[Component data from apps and pages]
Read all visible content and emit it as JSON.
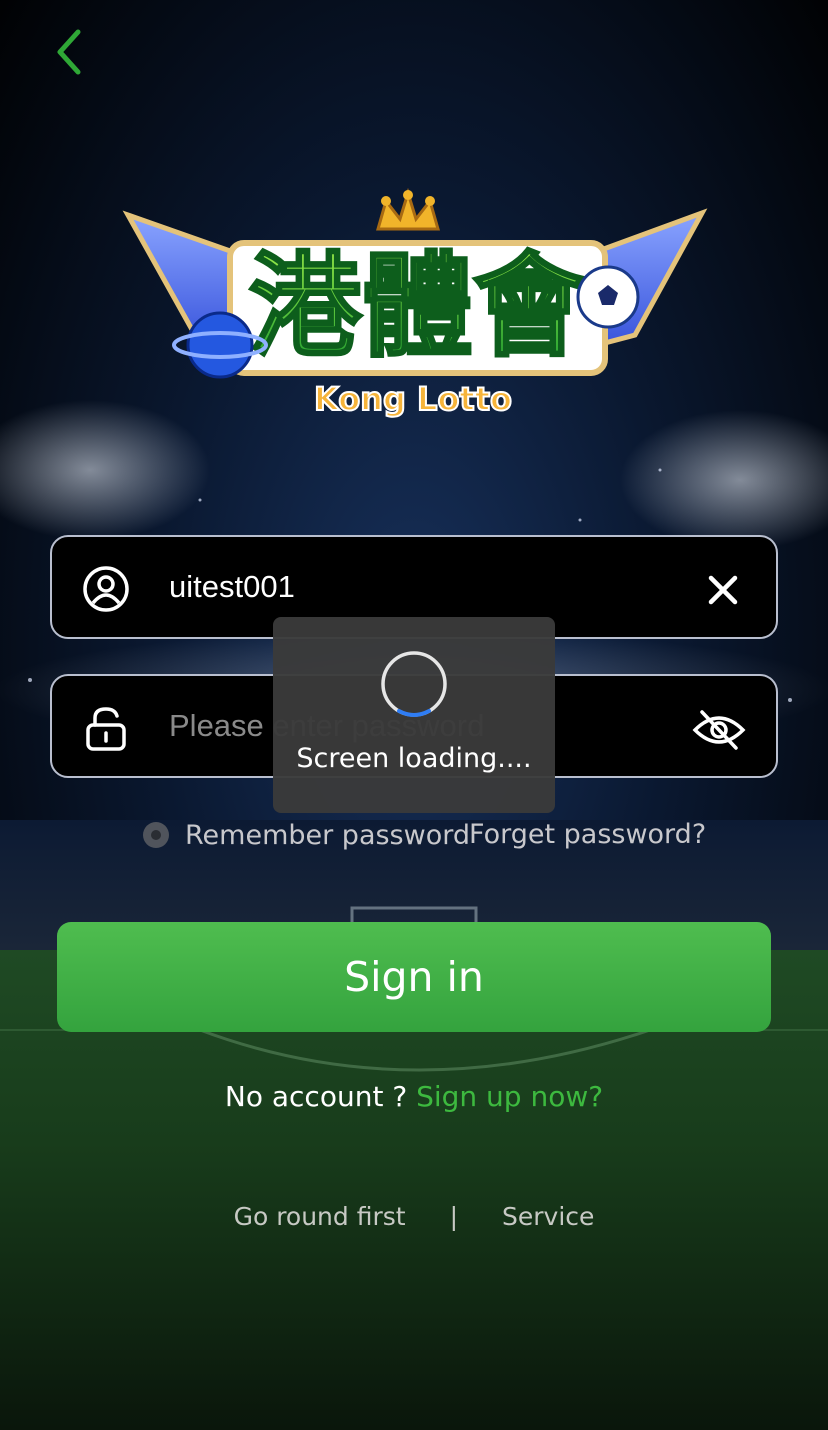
{
  "logo": {
    "title": "港體會",
    "subtitle": "Kong Lotto"
  },
  "login": {
    "username_value": "uitest001",
    "password_placeholder": "Please enter password",
    "remember_label": "Remember password",
    "forget_label": "Forget password?",
    "signin_label": "Sign in"
  },
  "signup": {
    "prompt": "No account ? ",
    "link": "Sign up now?"
  },
  "footer": {
    "go_round": "Go round first",
    "separator": "|",
    "service": "Service"
  },
  "loading": {
    "text": "Screen loading...."
  },
  "icons": {
    "back": "chevron-left-icon",
    "user": "user-circle-icon",
    "clear": "close-icon",
    "lock": "lock-icon",
    "eye": "eye-off-icon"
  },
  "colors": {
    "accent_green": "#3db93f",
    "button_green": "#42b046",
    "field_border": "#b9bfcf",
    "loading_bg": "#3a3a3a"
  }
}
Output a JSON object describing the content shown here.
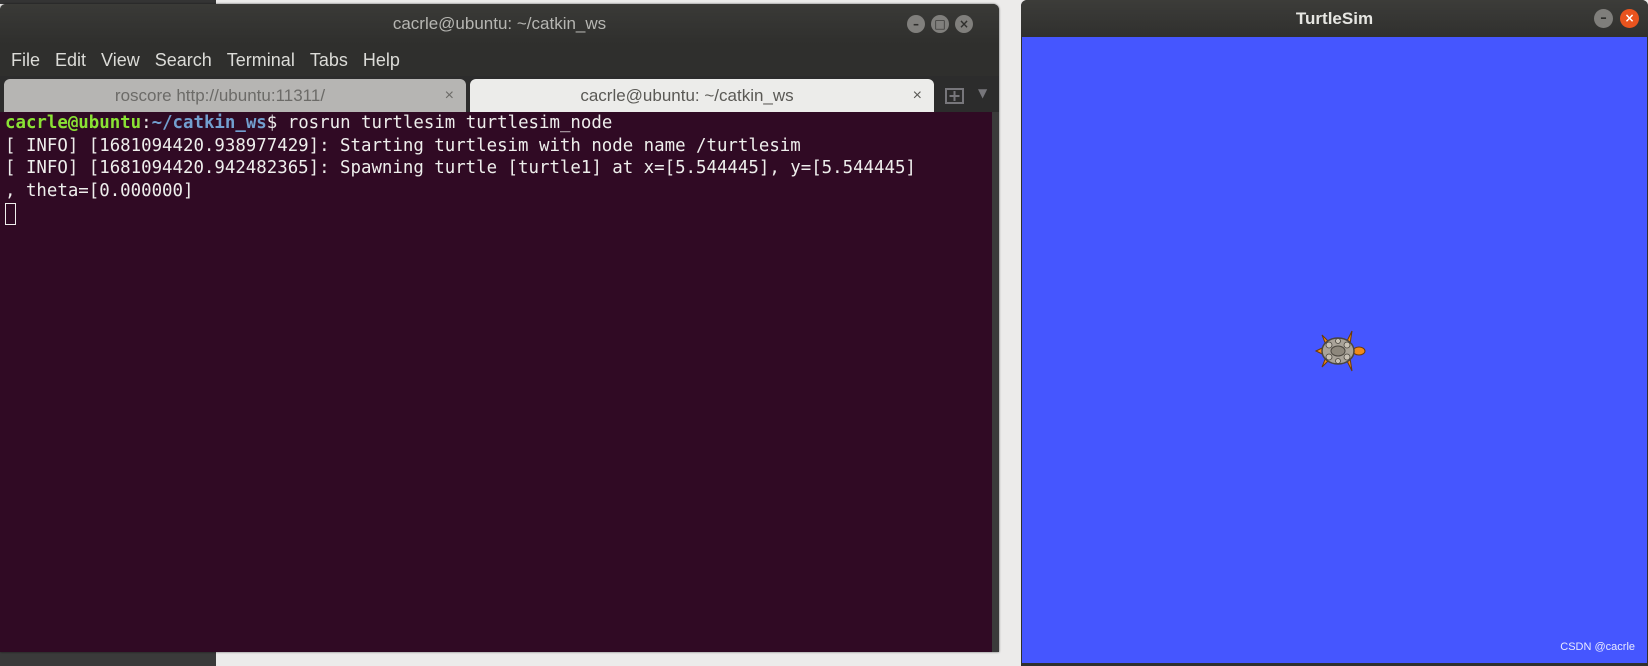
{
  "terminal": {
    "title": "cacrle@ubuntu: ~/catkin_ws",
    "menu": [
      "File",
      "Edit",
      "View",
      "Search",
      "Terminal",
      "Tabs",
      "Help"
    ],
    "tabs": [
      {
        "label": "roscore http://ubuntu:11311/",
        "active": false
      },
      {
        "label": "cacrle@ubuntu: ~/catkin_ws",
        "active": true
      }
    ],
    "prompt_user": "cacrle@ubuntu",
    "prompt_sep": ":",
    "prompt_path": "~/catkin_ws",
    "prompt_symbol": "$ ",
    "command": "rosrun turtlesim turtlesim_node",
    "output": [
      "[ INFO] [1681094420.938977429]: Starting turtlesim with node name /turtlesim",
      "[ INFO] [1681094420.942482365]: Spawning turtle [turtle1] at x=[5.544445], y=[5.544445]",
      ", theta=[0.000000]"
    ],
    "colors": {
      "background": "#300a24",
      "user": "#8ae234",
      "path": "#729fcf",
      "text": "#eeeeec"
    }
  },
  "turtlesim": {
    "title": "TurtleSim",
    "background_color": "#4556ff",
    "turtle_name": "turtle1",
    "watermark": "CSDN @cacrle"
  },
  "icons": {
    "minimize": "minimize-icon",
    "maximize": "maximize-icon",
    "close": "close-icon",
    "new_tab": "new-tab-icon",
    "tab_menu": "chevron-down-icon"
  }
}
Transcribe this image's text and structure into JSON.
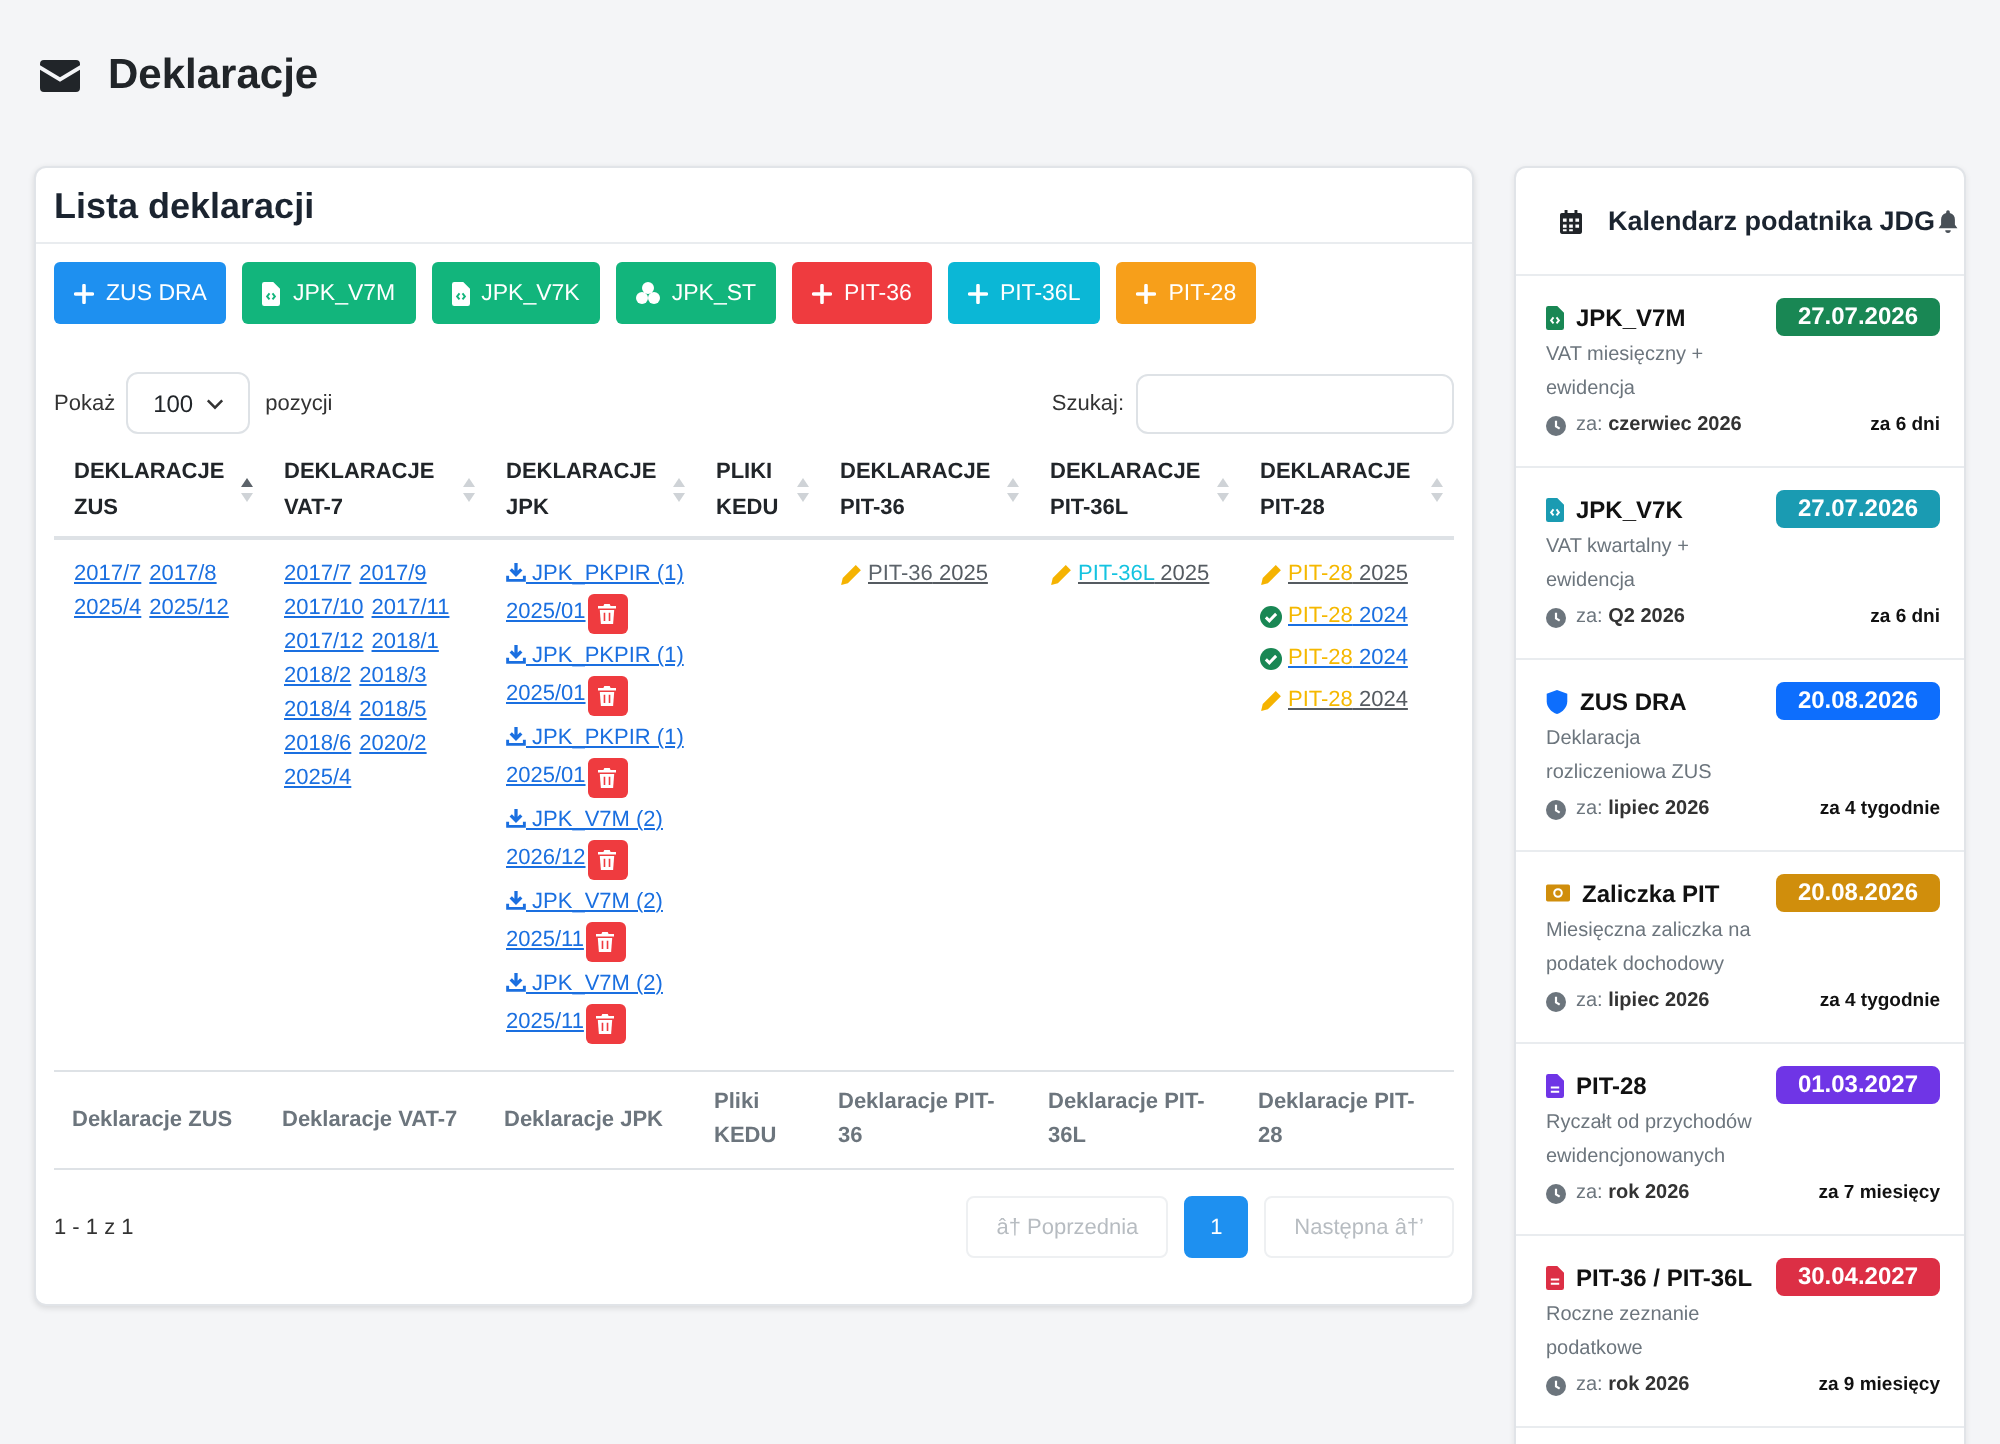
{
  "page_title": "Deklaracje",
  "declarations_card": {
    "title": "Lista deklaracji",
    "add_buttons": [
      {
        "label": "ZUS DRA",
        "kind": "plus",
        "color": "#1e90f0"
      },
      {
        "label": "JPK_V7M",
        "kind": "file-code",
        "color": "#12b57c"
      },
      {
        "label": "JPK_V7K",
        "kind": "file-code",
        "color": "#12b57c"
      },
      {
        "label": "JPK_ST",
        "kind": "cubes",
        "color": "#12b57c"
      },
      {
        "label": "PIT-36",
        "kind": "plus",
        "color": "#ef3b3f"
      },
      {
        "label": "PIT-36L",
        "kind": "plus",
        "color": "#0bb7d6"
      },
      {
        "label": "PIT-28",
        "kind": "plus",
        "color": "#f79f1a"
      }
    ],
    "page_length": {
      "label_before": "Pokaż",
      "value": "100",
      "label_after": "pozycji"
    },
    "search": {
      "label": "Szukaj:"
    },
    "table": {
      "columns": [
        {
          "label": "DEKLARACJE ZUS",
          "sorted": true
        },
        {
          "label": "DEKLARACJE VAT-7",
          "sorted": false
        },
        {
          "label": "DEKLARACJE JPK",
          "sorted": false
        },
        {
          "label": "PLIKI KEDU",
          "sorted": false
        },
        {
          "label": "DEKLARACJE PIT-36",
          "sorted": false
        },
        {
          "label": "DEKLARACJE PIT-36L",
          "sorted": false
        },
        {
          "label": "DEKLARACJE PIT-28",
          "sorted": false
        }
      ],
      "rows": [
        {
          "cells": [
            {
              "kind": "links",
              "links": [
                "2017/7",
                "2017/8",
                "2025/4",
                "2025/12"
              ]
            },
            {
              "kind": "links",
              "links": [
                "2017/7",
                "2017/9",
                "2017/10",
                "2017/11",
                "2017/12",
                "2018/1",
                "2018/2",
                "2018/3",
                "2018/4",
                "2018/5",
                "2018/6",
                "2020/2",
                "2025/4"
              ]
            },
            {
              "kind": "files",
              "files": [
                {
                  "name": "JPK_PKPIR (1)",
                  "period": "2025/01"
                },
                {
                  "name": "JPK_PKPIR (1)",
                  "period": "2025/01"
                },
                {
                  "name": "JPK_PKPIR (1)",
                  "period": "2025/01"
                },
                {
                  "name": "JPK_V7M (2)",
                  "period": "2026/12"
                },
                {
                  "name": "JPK_V7M (2)",
                  "period": "2025/11"
                },
                {
                  "name": "JPK_V7M (2)",
                  "period": "2025/11"
                }
              ]
            },
            {
              "kind": "empty"
            },
            {
              "kind": "forms",
              "color": "#5c636a",
              "entries": [
                {
                  "form": "PIT-36",
                  "year": "2025",
                  "submitted": false
                }
              ]
            },
            {
              "kind": "forms",
              "color": "#14c3e0",
              "entries": [
                {
                  "form": "PIT-36L",
                  "year": "2025",
                  "submitted": false
                }
              ]
            },
            {
              "kind": "forms",
              "color": "#f5b800",
              "entries": [
                {
                  "form": "PIT-28",
                  "year": "2025",
                  "submitted": false
                },
                {
                  "form": "PIT-28",
                  "year": "2024",
                  "submitted": true
                },
                {
                  "form": "PIT-28",
                  "year": "2024",
                  "submitted": true
                },
                {
                  "form": "PIT-28",
                  "year": "2024",
                  "submitted": false
                }
              ]
            }
          ]
        }
      ],
      "footer": [
        "Deklaracje ZUS",
        "Deklaracje VAT-7",
        "Deklaracje JPK",
        "Pliki KEDU",
        "Deklaracje PIT-36",
        "Deklaracje PIT-36L",
        "Deklaracje PIT-28"
      ]
    },
    "info": "1 - 1 z 1",
    "pagination": {
      "previous": {
        "label": "â† Poprzednia",
        "disabled": true
      },
      "pages": [
        {
          "label": "1",
          "selected": true
        }
      ],
      "next": {
        "label": "Następna â†’",
        "disabled": true
      }
    }
  },
  "calendar": {
    "title": "Kalendarz podatnika JDG",
    "items": [
      {
        "kind": "file-code",
        "title": "JPK_V7M",
        "date": "27.07.2026",
        "color": "#198754",
        "description": "VAT miesięczny + ewidencja",
        "period": "za: **czerwiec 2026**",
        "due": "za 6 dni"
      },
      {
        "kind": "file-code",
        "title": "JPK_V7K",
        "date": "27.07.2026",
        "color": "#1a9bb2",
        "description": "VAT kwartalny + ewidencja",
        "period": "za: **Q2 2026**",
        "due": "za 6 dni"
      },
      {
        "kind": "shield",
        "title": "ZUS DRA",
        "date": "20.08.2026",
        "color": "#0d6efd",
        "description": "Deklaracja rozliczeniowa ZUS",
        "period": "za: **lipiec 2026**",
        "due": "za 4 tygodnie"
      },
      {
        "kind": "money",
        "title": "Zaliczka PIT",
        "date": "20.08.2026",
        "color": "#d08e0c",
        "description": "Miesięczna zaliczka na podatek dochodowy",
        "period": "za: **lipiec 2026**",
        "due": "za 4 tygodnie"
      },
      {
        "kind": "file",
        "title": "PIT-28",
        "date": "01.03.2027",
        "color": "#6f35e6",
        "description": "Ryczałt od przychodów ewidencjonowanych",
        "period": "za: **rok 2026**",
        "due": "za 7 miesięcy"
      },
      {
        "kind": "file",
        "title": "PIT-36 / PIT-36L",
        "date": "30.04.2027",
        "color": "#dc2f45",
        "description": "Roczne zeznanie podatkowe",
        "period": "za: **rok 2026**",
        "due": "za 9 miesięcy"
      }
    ]
  }
}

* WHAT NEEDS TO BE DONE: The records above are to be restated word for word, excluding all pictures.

* ANSWER BOX:
Read all visible content and emit it as JSON.
{
  "logo": {
    "title": "港體會",
    "subtitle": "Kong Lotto"
  },
  "login": {
    "username_value": "uitest001",
    "password_placeholder": "Please enter password",
    "remember_label": "Remember password",
    "forget_label": "Forget password?",
    "signin_label": "Sign in"
  },
  "signup": {
    "prompt": "No account ? ",
    "link": "Sign up now?"
  },
  "footer": {
    "go_round": "Go round first",
    "separator": "|",
    "service": "Service"
  },
  "loading": {
    "text": "Screen loading...."
  },
  "icons": {
    "back": "chevron-left-icon",
    "user": "user-circle-icon",
    "clear": "close-icon",
    "lock": "lock-icon",
    "eye": "eye-off-icon"
  },
  "colors": {
    "accent_green": "#3db93f",
    "button_green": "#42b046",
    "field_border": "#b9bfcf",
    "loading_bg": "#3a3a3a"
  }
}
Output a JSON object describing the content shown here.
{
  "terminal": {
    "title": "cacrle@ubuntu: ~/catkin_ws",
    "menu": [
      "File",
      "Edit",
      "View",
      "Search",
      "Terminal",
      "Tabs",
      "Help"
    ],
    "tabs": [
      {
        "label": "roscore http://ubuntu:11311/",
        "active": false
      },
      {
        "label": "cacrle@ubuntu: ~/catkin_ws",
        "active": true
      }
    ],
    "prompt_user": "cacrle@ubuntu",
    "prompt_sep": ":",
    "prompt_path": "~/catkin_ws",
    "prompt_symbol": "$ ",
    "command": "rosrun turtlesim turtlesim_node",
    "output": [
      "[ INFO] [1681094420.938977429]: Starting turtlesim with node name /turtlesim",
      "[ INFO] [1681094420.942482365]: Spawning turtle [turtle1] at x=[5.544445], y=[5.544445]",
      ", theta=[0.000000]"
    ],
    "colors": {
      "background": "#300a24",
      "user": "#8ae234",
      "path": "#729fcf",
      "text": "#eeeeec"
    }
  },
  "turtlesim": {
    "title": "TurtleSim",
    "background_color": "#4556ff",
    "turtle_name": "turtle1",
    "watermark": "CSDN @cacrle"
  },
  "icons": {
    "minimize": "minimize-icon",
    "maximize": "maximize-icon",
    "close": "close-icon",
    "new_tab": "new-tab-icon",
    "tab_menu": "chevron-down-icon"
  }
}
Transcribe this image's text and structure into JSON.
{
  "page_title": "Deklaracje",
  "declarations_card": {
    "title": "Lista deklaracji",
    "add_buttons": [
      {
        "label": "ZUS DRA",
        "kind": "plus",
        "color": "#1e90f0"
      },
      {
        "label": "JPK_V7M",
        "kind": "file-code",
        "color": "#12b57c"
      },
      {
        "label": "JPK_V7K",
        "kind": "file-code",
        "color": "#12b57c"
      },
      {
        "label": "JPK_ST",
        "kind": "cubes",
        "color": "#12b57c"
      },
      {
        "label": "PIT-36",
        "kind": "plus",
        "color": "#ef3b3f"
      },
      {
        "label": "PIT-36L",
        "kind": "plus",
        "color": "#0bb7d6"
      },
      {
        "label": "PIT-28",
        "kind": "plus",
        "color": "#f79f1a"
      }
    ],
    "page_length": {
      "label_before": "Pokaż",
      "value": "100",
      "label_after": "pozycji"
    },
    "search": {
      "label": "Szukaj:"
    },
    "table": {
      "columns": [
        {
          "label": "DEKLARACJE ZUS",
          "sorted": true
        },
        {
          "label": "DEKLARACJE VAT-7",
          "sorted": false
        },
        {
          "label": "DEKLARACJE JPK",
          "sorted": false
        },
        {
          "label": "PLIKI KEDU",
          "sorted": false
        },
        {
          "label": "DEKLARACJE PIT-36",
          "sorted": false
        },
        {
          "label": "DEKLARACJE PIT-36L",
          "sorted": false
        },
        {
          "label": "DEKLARACJE PIT-28",
          "sorted": false
        }
      ],
      "rows": [
        {
          "cells": [
            {
              "kind": "links",
              "links": [
                "2017/7",
                "2017/8",
                "2025/4",
                "2025/12"
              ]
            },
            {
              "kind": "links",
              "links": [
                "2017/7",
                "2017/9",
                "2017/10",
                "2017/11",
                "2017/12",
                "2018/1",
                "2018/2",
                "2018/3",
                "2018/4",
                "2018/5",
                "2018/6",
                "2020/2",
                "2025/4"
              ]
            },
            {
              "kind": "files",
              "files": [
                {
                  "name": "JPK_PKPIR (1)",
                  "period": "2025/01"
                },
                {
                  "name": "JPK_PKPIR (1)",
                  "period": "2025/01"
                },
                {
                  "name": "JPK_PKPIR (1)",
                  "period": "2025/01"
                },
                {
                  "name": "JPK_V7M (2)",
                  "period": "2026/12"
                },
                {
                  "name": "JPK_V7M (2)",
                  "period": "2025/11"
                },
                {
                  "name": "JPK_V7M (2)",
                  "period": "2025/11"
                }
              ]
            },
            {
              "kind": "empty"
            },
            {
              "kind": "forms",
              "color": "#5c636a",
              "entries": [
                {
                  "form": "PIT-36",
                  "year": "2025",
                  "submitted": false
                }
              ]
            },
            {
              "kind": "forms",
              "color": "#14c3e0",
              "entries": [
                {
                  "form": "PIT-36L",
                  "year": "2025",
                  "submitted": false
                }
              ]
            },
            {
              "kind": "forms",
              "color": "#f5b800",
              "entries": [
                {
                  "form": "PIT-28",
                  "year": "2025",
                  "submitted": false
                },
                {
                  "form": "PIT-28",
                  "year": "2024",
                  "submitted": true
                },
                {
                  "form": "PIT-28",
                  "year": "2024",
                  "submitted": true
                },
                {
                  "form": "PIT-28",
                  "year": "2024",
                  "submitted": false
                }
              ]
            }
          ]
        }
      ],
      "footer": [
        "Deklaracje ZUS",
        "Deklaracje VAT-7",
        "Deklaracje JPK",
        "Pliki KEDU",
        "Deklaracje PIT-36",
        "Deklaracje PIT-36L",
        "Deklaracje PIT-28"
      ]
    },
    "info": "1 - 1 z 1",
    "pagination": {
      "previous": {
        "label": "â† Poprzednia",
        "disabled": true
      },
      "pages": [
        {
          "label": "1",
          "selected": true
        }
      ],
      "next": {
        "label": "Następna â†’",
        "disabled": true
      }
    }
  },
  "calendar": {
    "title": "Kalendarz podatnika JDG",
    "items": [
      {
        "kind": "file-code",
        "title": "JPK_V7M",
        "date": "27.07.2026",
        "color": "#198754",
        "description": "VAT miesięczny + ewidencja",
        "period": "za: **czerwiec 2026**",
        "due": "za 6 dni"
      },
      {
        "kind": "file-code",
        "title": "JPK_V7K",
        "date": "27.07.2026",
        "color": "#1a9bb2",
        "description": "VAT kwartalny + ewidencja",
        "period": "za: **Q2 2026**",
        "due": "za 6 dni"
      },
      {
        "kind": "shield",
        "title": "ZUS DRA",
        "date": "20.08.2026",
        "color": "#0d6efd",
        "description": "Deklaracja rozliczeniowa ZUS",
        "period": "za: **lipiec 2026**",
        "due": "za 4 tygodnie"
      },
      {
        "kind": "money",
        "title": "Zaliczka PIT",
        "date": "20.08.2026",
        "color": "#d08e0c",
        "description": "Miesięczna zaliczka na podatek dochodowy",
        "period": "za: **lipiec 2026**",
        "due": "za 4 tygodnie"
      },
      {
        "kind": "file",
        "title": "PIT-28",
        "date": "01.03.2027",
        "color": "#6f35e6",
        "description": "Ryczałt od przychodów ewidencjonowanych",
        "period": "za: **rok 2026**",
        "due": "za 7 miesięcy"
      },
      {
        "kind": "file",
        "title": "PIT-36 / PIT-36L",
        "date": "30.04.2027",
        "color": "#dc2f45",
        "description": "Roczne zeznanie podatkowe",
        "period": "za: **rok 2026**",
        "due": "za 9 miesięcy"
      }
    ]
  }
}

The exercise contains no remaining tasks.